Granted that some schools are trying to make improvements, the Cambridge public school system remains in disarray. Too much attention is given to high school performance, when the real problem and the place where an impact can be made sooner is in the third and earlier grades.

I know the Cambridge Public School System. Civic education is essential. It was American Native Indians who first tried to teach the settlers the importance of taking care of the environment “mother earth”, man can not only take from the earth without returning something to it.

When the rubber first hit the road, our awareness of the environment was already late. But as we go through our daily intercourse with human kind, educating the public about our surroundings becomes more important to each of our existences. Since we are a society of human beings and trying to make each of our days on earth better for one and all, our schools should explain and commence the thought of alternative means. There should be a daily consideration during the early school days of the consequences of human production, waste, and general bad habits. This will make the social balance between the money voluntarily spent for an environment for the world -- as opposed to thinking first of profit margin -- and using what is left for other desires that do not put the environment as a priority.
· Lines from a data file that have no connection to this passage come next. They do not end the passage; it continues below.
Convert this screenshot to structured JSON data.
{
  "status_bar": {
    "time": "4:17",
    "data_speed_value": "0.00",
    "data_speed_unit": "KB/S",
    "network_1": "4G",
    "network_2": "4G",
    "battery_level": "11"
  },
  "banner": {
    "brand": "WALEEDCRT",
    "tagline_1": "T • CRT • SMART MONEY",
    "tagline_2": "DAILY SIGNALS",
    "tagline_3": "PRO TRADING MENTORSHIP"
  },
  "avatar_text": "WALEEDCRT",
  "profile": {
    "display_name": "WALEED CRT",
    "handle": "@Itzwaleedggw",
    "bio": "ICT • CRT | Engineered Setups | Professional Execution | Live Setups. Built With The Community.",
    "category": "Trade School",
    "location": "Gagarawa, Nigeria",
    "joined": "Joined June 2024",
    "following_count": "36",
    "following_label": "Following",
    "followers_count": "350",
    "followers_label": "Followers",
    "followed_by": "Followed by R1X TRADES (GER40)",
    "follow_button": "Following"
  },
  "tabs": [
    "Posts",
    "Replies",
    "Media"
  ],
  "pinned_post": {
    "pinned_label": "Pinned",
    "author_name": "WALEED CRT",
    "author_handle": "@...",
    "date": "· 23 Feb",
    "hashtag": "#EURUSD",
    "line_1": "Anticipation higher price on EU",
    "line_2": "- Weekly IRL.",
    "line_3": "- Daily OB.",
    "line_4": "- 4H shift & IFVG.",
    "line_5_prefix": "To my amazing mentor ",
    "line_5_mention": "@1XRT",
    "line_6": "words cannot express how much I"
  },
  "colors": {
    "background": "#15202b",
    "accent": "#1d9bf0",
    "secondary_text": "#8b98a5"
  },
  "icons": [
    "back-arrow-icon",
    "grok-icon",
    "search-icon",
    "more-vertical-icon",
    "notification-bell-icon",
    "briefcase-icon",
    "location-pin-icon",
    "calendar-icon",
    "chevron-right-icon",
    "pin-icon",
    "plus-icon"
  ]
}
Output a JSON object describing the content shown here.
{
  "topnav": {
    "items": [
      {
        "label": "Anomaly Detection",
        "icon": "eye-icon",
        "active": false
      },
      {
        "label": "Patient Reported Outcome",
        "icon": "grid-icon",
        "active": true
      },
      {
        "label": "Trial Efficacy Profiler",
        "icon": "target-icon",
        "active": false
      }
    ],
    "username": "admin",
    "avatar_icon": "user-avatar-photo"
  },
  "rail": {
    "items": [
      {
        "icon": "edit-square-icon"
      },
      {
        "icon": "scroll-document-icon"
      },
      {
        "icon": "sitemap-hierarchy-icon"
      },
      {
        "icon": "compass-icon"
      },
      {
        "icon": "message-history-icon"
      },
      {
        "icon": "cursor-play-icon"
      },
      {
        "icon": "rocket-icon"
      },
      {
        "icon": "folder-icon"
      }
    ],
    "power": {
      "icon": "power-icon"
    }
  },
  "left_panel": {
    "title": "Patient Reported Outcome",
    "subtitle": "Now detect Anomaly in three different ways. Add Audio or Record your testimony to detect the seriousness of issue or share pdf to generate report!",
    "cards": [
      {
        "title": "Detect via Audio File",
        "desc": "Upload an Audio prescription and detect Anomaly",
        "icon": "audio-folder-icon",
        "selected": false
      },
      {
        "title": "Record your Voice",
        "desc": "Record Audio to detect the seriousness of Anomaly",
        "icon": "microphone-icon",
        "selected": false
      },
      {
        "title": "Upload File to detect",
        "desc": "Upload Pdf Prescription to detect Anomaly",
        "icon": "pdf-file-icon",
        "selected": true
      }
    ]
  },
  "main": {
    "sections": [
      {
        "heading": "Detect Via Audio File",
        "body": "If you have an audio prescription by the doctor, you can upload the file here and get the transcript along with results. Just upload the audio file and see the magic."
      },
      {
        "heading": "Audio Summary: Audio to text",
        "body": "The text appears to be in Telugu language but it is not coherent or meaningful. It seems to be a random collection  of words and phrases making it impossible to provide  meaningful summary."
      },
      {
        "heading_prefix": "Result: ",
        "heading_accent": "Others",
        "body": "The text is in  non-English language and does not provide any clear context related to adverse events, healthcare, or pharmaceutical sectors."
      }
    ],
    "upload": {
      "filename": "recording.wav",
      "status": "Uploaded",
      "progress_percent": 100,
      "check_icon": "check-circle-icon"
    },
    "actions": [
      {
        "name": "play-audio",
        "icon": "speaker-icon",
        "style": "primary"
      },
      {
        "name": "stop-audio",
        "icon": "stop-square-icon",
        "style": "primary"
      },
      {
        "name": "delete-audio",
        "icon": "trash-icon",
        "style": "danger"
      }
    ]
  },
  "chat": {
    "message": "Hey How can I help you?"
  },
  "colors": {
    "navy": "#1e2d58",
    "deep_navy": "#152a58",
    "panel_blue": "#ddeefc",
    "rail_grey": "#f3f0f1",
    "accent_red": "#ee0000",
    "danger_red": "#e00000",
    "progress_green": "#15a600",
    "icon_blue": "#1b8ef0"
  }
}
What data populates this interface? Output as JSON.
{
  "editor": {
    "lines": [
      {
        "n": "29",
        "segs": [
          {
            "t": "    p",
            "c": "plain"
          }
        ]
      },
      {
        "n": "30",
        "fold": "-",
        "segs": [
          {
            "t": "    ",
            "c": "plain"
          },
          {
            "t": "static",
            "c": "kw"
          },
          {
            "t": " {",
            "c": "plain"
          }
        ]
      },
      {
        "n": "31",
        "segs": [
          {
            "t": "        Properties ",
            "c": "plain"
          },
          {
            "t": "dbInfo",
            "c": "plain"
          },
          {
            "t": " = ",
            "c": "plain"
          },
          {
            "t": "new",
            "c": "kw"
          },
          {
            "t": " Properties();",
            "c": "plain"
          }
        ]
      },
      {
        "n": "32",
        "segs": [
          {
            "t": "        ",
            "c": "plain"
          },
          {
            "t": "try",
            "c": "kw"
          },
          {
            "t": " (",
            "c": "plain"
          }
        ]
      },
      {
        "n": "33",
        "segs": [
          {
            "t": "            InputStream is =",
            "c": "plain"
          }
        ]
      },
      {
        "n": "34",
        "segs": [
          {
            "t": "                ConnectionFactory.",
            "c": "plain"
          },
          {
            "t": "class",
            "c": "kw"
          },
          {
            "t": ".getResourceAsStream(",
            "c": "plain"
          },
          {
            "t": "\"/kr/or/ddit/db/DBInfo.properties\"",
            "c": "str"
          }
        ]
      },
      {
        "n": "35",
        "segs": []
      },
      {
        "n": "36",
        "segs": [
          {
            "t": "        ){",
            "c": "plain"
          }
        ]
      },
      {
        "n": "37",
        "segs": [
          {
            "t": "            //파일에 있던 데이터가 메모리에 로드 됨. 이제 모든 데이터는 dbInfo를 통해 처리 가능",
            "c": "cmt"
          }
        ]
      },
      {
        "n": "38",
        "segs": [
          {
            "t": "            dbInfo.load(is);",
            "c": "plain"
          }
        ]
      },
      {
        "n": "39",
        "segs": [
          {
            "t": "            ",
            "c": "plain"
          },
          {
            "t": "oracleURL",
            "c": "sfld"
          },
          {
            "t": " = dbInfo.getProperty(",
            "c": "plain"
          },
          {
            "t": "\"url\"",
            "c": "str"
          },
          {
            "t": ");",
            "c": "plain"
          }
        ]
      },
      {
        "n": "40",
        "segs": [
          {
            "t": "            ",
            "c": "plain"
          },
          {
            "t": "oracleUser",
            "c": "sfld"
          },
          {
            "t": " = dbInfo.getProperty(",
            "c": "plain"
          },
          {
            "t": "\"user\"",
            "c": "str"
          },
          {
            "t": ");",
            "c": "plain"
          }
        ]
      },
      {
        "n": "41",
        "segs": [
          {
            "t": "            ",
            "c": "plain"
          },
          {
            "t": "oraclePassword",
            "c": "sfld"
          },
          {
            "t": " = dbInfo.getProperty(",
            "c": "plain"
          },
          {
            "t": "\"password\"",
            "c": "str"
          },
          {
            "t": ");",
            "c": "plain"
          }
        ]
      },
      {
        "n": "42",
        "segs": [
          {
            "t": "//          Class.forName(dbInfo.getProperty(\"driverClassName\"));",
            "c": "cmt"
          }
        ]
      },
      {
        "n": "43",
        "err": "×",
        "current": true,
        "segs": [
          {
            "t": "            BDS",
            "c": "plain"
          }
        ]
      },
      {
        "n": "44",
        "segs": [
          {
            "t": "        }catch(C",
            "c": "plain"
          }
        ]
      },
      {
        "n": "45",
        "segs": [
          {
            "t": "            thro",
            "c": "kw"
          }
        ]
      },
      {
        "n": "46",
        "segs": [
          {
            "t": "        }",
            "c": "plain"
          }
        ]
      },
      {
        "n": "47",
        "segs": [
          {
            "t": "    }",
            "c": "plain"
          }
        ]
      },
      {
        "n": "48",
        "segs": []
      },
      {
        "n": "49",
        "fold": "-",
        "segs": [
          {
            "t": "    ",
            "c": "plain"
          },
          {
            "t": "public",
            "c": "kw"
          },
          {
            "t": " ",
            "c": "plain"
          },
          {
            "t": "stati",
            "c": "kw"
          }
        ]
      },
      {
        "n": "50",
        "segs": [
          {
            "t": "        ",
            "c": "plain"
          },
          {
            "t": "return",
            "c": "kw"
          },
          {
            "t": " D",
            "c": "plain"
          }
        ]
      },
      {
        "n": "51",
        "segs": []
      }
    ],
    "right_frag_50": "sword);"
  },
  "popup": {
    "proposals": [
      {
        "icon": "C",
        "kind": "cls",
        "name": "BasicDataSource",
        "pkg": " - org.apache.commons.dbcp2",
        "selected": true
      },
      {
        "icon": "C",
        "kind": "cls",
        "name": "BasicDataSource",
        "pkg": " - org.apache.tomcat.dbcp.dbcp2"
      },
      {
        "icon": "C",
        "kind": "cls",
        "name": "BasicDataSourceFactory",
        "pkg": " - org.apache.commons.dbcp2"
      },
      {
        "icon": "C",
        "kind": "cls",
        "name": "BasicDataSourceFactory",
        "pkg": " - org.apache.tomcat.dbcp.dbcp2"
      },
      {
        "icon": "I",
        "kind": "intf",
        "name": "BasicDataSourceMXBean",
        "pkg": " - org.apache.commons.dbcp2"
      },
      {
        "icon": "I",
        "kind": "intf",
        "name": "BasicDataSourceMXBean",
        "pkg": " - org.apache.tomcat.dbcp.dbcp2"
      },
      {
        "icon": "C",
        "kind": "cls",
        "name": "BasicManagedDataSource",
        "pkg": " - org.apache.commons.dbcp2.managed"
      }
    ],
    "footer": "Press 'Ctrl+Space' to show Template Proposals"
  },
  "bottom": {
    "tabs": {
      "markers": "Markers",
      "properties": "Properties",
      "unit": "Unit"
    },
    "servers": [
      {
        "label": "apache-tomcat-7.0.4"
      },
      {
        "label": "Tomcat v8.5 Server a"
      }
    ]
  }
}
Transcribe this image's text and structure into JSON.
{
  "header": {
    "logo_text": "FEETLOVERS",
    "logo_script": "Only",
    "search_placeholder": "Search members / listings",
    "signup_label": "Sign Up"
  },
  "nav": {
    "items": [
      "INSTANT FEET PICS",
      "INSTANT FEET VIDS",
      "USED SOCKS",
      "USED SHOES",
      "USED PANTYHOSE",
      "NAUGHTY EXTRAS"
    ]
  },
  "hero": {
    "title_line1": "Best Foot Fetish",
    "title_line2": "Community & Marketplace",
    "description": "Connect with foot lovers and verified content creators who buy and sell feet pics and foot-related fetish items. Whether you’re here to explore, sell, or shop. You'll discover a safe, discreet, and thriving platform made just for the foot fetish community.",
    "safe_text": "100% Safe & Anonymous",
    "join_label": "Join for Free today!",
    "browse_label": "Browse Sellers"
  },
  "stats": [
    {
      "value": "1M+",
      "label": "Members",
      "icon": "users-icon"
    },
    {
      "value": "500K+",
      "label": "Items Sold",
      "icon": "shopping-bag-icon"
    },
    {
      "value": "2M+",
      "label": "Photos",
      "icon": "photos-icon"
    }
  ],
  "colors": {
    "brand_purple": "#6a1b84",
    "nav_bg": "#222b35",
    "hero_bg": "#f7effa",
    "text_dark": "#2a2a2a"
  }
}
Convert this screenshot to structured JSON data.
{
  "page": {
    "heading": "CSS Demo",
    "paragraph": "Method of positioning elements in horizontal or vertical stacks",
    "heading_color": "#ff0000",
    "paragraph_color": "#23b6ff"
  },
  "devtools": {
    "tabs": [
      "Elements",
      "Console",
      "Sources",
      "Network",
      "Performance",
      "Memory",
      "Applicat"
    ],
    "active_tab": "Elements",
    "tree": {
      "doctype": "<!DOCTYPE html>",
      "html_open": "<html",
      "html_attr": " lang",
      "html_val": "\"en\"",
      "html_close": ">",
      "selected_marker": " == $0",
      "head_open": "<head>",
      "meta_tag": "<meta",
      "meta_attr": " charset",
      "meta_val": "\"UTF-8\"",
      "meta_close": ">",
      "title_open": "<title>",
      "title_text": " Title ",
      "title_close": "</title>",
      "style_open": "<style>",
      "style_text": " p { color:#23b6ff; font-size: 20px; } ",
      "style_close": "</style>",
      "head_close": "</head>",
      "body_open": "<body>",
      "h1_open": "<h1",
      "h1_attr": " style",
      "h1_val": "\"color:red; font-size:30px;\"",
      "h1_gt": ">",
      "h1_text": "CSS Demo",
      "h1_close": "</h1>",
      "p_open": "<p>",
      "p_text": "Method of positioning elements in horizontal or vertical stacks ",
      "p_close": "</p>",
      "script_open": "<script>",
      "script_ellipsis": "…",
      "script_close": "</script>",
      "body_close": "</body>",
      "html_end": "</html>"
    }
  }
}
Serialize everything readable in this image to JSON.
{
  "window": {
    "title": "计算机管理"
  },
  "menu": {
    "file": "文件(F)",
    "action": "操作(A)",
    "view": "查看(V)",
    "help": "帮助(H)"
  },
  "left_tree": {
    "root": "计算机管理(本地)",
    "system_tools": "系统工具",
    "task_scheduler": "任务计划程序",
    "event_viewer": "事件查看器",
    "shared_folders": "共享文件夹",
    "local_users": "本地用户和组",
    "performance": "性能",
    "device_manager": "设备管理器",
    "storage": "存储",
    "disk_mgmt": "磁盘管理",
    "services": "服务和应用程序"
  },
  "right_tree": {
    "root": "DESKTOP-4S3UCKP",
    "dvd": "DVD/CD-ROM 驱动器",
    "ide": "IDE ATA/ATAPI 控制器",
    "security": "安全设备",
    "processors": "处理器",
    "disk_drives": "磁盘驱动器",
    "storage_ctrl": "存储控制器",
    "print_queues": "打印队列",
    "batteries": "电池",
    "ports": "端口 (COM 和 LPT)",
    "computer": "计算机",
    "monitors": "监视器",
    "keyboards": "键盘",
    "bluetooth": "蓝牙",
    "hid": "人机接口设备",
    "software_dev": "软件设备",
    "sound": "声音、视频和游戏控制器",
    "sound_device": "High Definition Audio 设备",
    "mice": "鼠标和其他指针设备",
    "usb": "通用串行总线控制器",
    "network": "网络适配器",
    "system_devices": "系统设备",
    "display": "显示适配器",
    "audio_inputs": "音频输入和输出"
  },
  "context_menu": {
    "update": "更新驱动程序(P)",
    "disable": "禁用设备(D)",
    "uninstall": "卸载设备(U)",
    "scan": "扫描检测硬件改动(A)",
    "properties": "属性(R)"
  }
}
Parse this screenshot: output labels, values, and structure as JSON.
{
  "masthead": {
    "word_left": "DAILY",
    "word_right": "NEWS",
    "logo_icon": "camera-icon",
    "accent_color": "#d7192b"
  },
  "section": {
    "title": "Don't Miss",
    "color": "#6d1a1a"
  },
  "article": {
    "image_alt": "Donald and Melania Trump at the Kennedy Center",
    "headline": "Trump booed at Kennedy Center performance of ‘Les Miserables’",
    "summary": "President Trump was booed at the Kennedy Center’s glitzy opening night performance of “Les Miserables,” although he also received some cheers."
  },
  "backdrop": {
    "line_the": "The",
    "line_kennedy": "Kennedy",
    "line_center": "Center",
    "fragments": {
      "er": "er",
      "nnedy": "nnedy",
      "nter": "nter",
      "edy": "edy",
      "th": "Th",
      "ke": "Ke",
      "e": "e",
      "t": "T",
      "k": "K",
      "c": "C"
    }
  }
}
Twenty-eight years is enough! I do not accept the existing relationship between the city manager and the Council. The public disagrees with the manager on issues of civil rights, policing, traffic management, planning, and appointments, while our elected representatives yield to his entrenched power. The elected Council should conduct a national search and hire a fresh manager. In my vision, the Council listens to the citizens, sets policy, and sees to it that its chief employee acts according to its instructions. This structure gives residents the transparent government they deserve.

Page last updated July 08, 2009 Cambridge Candidates